6. Apparatus in accordance with claim 1,

(k) the thickness of the slots of the inner set of slots and the thickness of slots of the outer set of slots being so chosen to fix the desired ratio of oxidant flow to fuel flow.

7. Apparatus in accordance with claim 1,

(1) said inner and outer sets of slots each comprising four slots, the individual slots of the sets being aligned with transverse radial reference planes through the axis of concentricity, and

(in) set conduit means comprising four longitudinally extending channels adjacent the front end of the second axial section of the annular slot, said channels being individually angularly aligned with the opposed pairs of openings, said channels each having an arcuate cross section having a radial thickness equal to the radial thickness of the front end of said second axial section of the annular slot.

References Cited by the Examiner UNITED STATES PATENTS 2,779,158 1/57 Dungan 35.6 2,870,603 1/59 Long 6035.6 2,979,891 4/61 Widell 6035.6 3,093,157 6/63 Aitken et al. 137605 3,098,353 7/63 Abild 6035.6

EVERETT W. KIRBY, Primary Examiner.

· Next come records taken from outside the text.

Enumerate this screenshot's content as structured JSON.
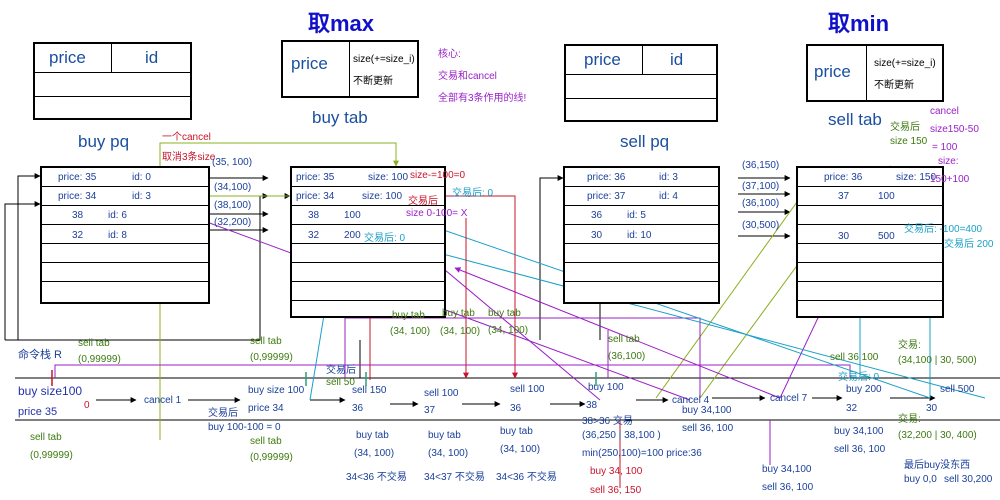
{
  "titles": {
    "max": "取max",
    "min": "取min"
  },
  "buy_pq": {
    "label": "buy pq",
    "header": {
      "price": "price",
      "id": "id"
    },
    "rows": [
      [
        "price: 35",
        "id: 0"
      ],
      [
        "price: 34",
        "id: 3"
      ],
      [
        "38",
        "id: 6"
      ],
      [
        "32",
        "id: 8"
      ]
    ]
  },
  "buy_tab": {
    "label": "buy tab",
    "header": {
      "price": "price",
      "size": "size(+=size_i)",
      "sub": "不断更新"
    },
    "rows": [
      [
        "price: 35",
        "size: 100"
      ],
      [
        "price: 34",
        "size: 100"
      ],
      [
        "38",
        "100"
      ],
      [
        "32",
        "200"
      ]
    ]
  },
  "sell_pq": {
    "label": "sell pq",
    "header": {
      "price": "price",
      "id": "id"
    },
    "rows": [
      [
        "price: 36",
        "id: 3"
      ],
      [
        "price: 37",
        "id: 4"
      ],
      [
        "36",
        "id: 5"
      ],
      [
        "30",
        "id: 10"
      ]
    ]
  },
  "sell_tab": {
    "label": "sell tab",
    "header": {
      "price": "price",
      "size": "size(+=size_i)",
      "sub": "不断更新"
    },
    "rows": [
      [
        "price: 36",
        "size: 150"
      ],
      [
        "37",
        "100"
      ],
      [
        "30",
        "500"
      ]
    ]
  },
  "core": [
    "核心:",
    "交易和cancel",
    "全部有3条作用的线!"
  ],
  "left_notes": {
    "cancel_one": "一个cancel",
    "cancel_3": "取消3条size",
    "arrows": [
      "(35, 100)",
      "(34,100)",
      "(38,100)",
      "(32,200)"
    ]
  },
  "buytab_notes": {
    "size_minus": "size-=100=0",
    "after_trade": "交易后",
    "after_zero": "交易后: 0",
    "size_0": "size 0-100= X",
    "after_zero2": "交易后: 0"
  },
  "sell_notes": {
    "arrows": [
      "(36,150)",
      "(37,100)",
      "(36,100)",
      "(30,500)"
    ],
    "after_trade": "交易后",
    "size150": "size 150",
    "cancel": "cancel",
    "size150_50": "size150-50",
    "eq100": "= 100",
    "size_colon": "size:",
    "s150p100": "150+100",
    "after_400": "交易后: -100=400",
    "after_200": "交易后 200"
  },
  "cmd_stack": "命令栈 R",
  "timeline": {
    "buy_size": "buy size100",
    "price35": "price 35",
    "zero": "0",
    "cancel1": "cancel 1",
    "buy_size_100": "buy size 100",
    "price34": "price 34",
    "sell150": "sell 150",
    "v36": "36",
    "sell100a": "sell 100",
    "v37": "37",
    "sell100b": "sell 100",
    "v36b": "36",
    "buy100": "buy 100",
    "v38": "38",
    "cancel4": "cancel 4",
    "cancel7": "cancel 7",
    "buy200": "buy 200",
    "v32": "32",
    "sell500": "sell 500",
    "v30": "30"
  },
  "above": {
    "sell_tab1": "sell tab",
    "z1": "(0,99999)",
    "sell_tab2": "sell tab",
    "z2": "(0,99999)",
    "trade_after": "交易后",
    "sell50": "sell 50",
    "buy_tab_a": "buy tab",
    "buy_tab_a_v": "(34, 100)",
    "buy_tab_b": "buy tab",
    "buy_tab_b_v": "(34, 100)",
    "buy_tab_c": "buy tab",
    "buy_tab_c_v": "(34, 100)",
    "sell_tab3": "sell tab",
    "sell_tab3_v": "(36,100)",
    "sell36": "sell 36 100",
    "after0": "交易后: 0",
    "trade_r1": "交易:",
    "trade_r1_v": "(34,100 | 30, 500)"
  },
  "below": {
    "sell_tab_l": "sell tab",
    "sell_tab_l_v": "(0,99999)",
    "after_trade": "交易后",
    "buy_calc": "buy 100-100 = 0",
    "sell_tab_m": "sell tab",
    "sell_tab_m_v": "(0,99999)",
    "bt1": "buy tab",
    "bt1_v": "(34, 100)",
    "bt1_n": "34<36 不交易",
    "bt2": "buy tab",
    "bt2_v": "(34, 100)",
    "bt2_n": "34<37 不交易",
    "bt3": "buy tab",
    "bt3_v": "(34, 100)",
    "bt3_n": "34<36 不交易",
    "trade38": "38>36 交易",
    "t38_v": "(36,250 | 38,100 )",
    "min": "min(250,100)=100  price:36",
    "buy34": "buy 34,   100",
    "sell36": "sell   36,   150",
    "c4_buy": "buy 34,100",
    "c4_sell": "sell 36, 100",
    "c7_buy": "buy 34,100",
    "c7_sell": "sell 36, 100",
    "b2_buy": "buy 34,100",
    "b2_sell": "sell 36, 100",
    "trade_r2": "交易:",
    "trade_r2_v": "(32,200 | 30, 400)",
    "last": "最后buy没东西",
    "last_buy": "buy 0,0",
    "last_sell": "sell 30,200"
  }
}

Patent Citations
Cited PatentFiling datePublication dateApplicantTitle
US2779158 *Jun 26, 1951Jan 29, 1957Thomas Dungan RichardControl for non-hypergolic liquid propellant rocket engines
US2870603 *Jun 12, 1947Jan 27, 1959Long Theodore MFlow controlling mechanism for reaction type motors
US2979891 *Mar 31, 1958Apr 18, 1961Bendix CorpThrust control apparatus for liquid propellant rocket engines
US3093157 *Dec 2, 1960Jun 11, 1963Aitken Adrien JMetering and mixing apparatus
US3098353 *Mar 31, 1961Jul 23, 1963United Aircraft CorpRocket engine propellant feeding and control system
Referenced by
Citing PatentFiling datePublication dateApplicantTitle
US3430863 *Dec 28, 1966Mar 4, 1969Us ArmyFuel-oxidizer injection
US3601993 *Apr 2, 1970Aug 31, 1971Bringer HenriTurbopump for rocket engines
US3929290 *Oct 10, 1974Dec 30, 1975Babcock & Wilcox CoFuel atomizer
US4422769 *Mar 15, 1982Dec 27, 1983Metaalwarenfabriek Venlo B.V.Mixing apparatus for two flowing liquids
US4635852 *Jul 19, 1984Jan 13, 1987Graves Spray Supply CompanyHydraulic valve for spray gun
US4707983 *Nov 24, 1986Nov 24, 1987Rockwell International CorporationFlexure disc sealed integral bipropellant valve and injector valve assembly
US4825819 *Aug 6, 1986May 2, 1989Moog Inc.Hypergolic/catalytic actuator
US5289976 *May 25, 1993Mar 1, 1994Mobil Oil CorporationHeavy hydrocarbon feed atomization
US5839272 *Dec 21, 1994Nov 24, 1998Moog Inc.Dual concentric poppet valves for maintaining substantially constant the ratio of two fluid flows over an operating range of valve opening
US5887799 *Sep 11, 1997Mar 30, 1999Impco Technoligies, Inc.Dual fuel injector
US6186411 *Nov 15, 1999Feb 13, 2001Westinghouse Air Brake Technologies CorporationWheel flange lubrication nozzle
Classifications
U.S. Classification239/414, 60/258, 239/416, 239/425, 239/412, 239/432, 239/583, 60/39.27, 239/427, 239/417
International ClassificationF02K9/00, F02K9/52, F02K9/58
Cooperative ClassificationF02K9/52, F02K9/58
European ClassificationF02K9/52, F02K9/58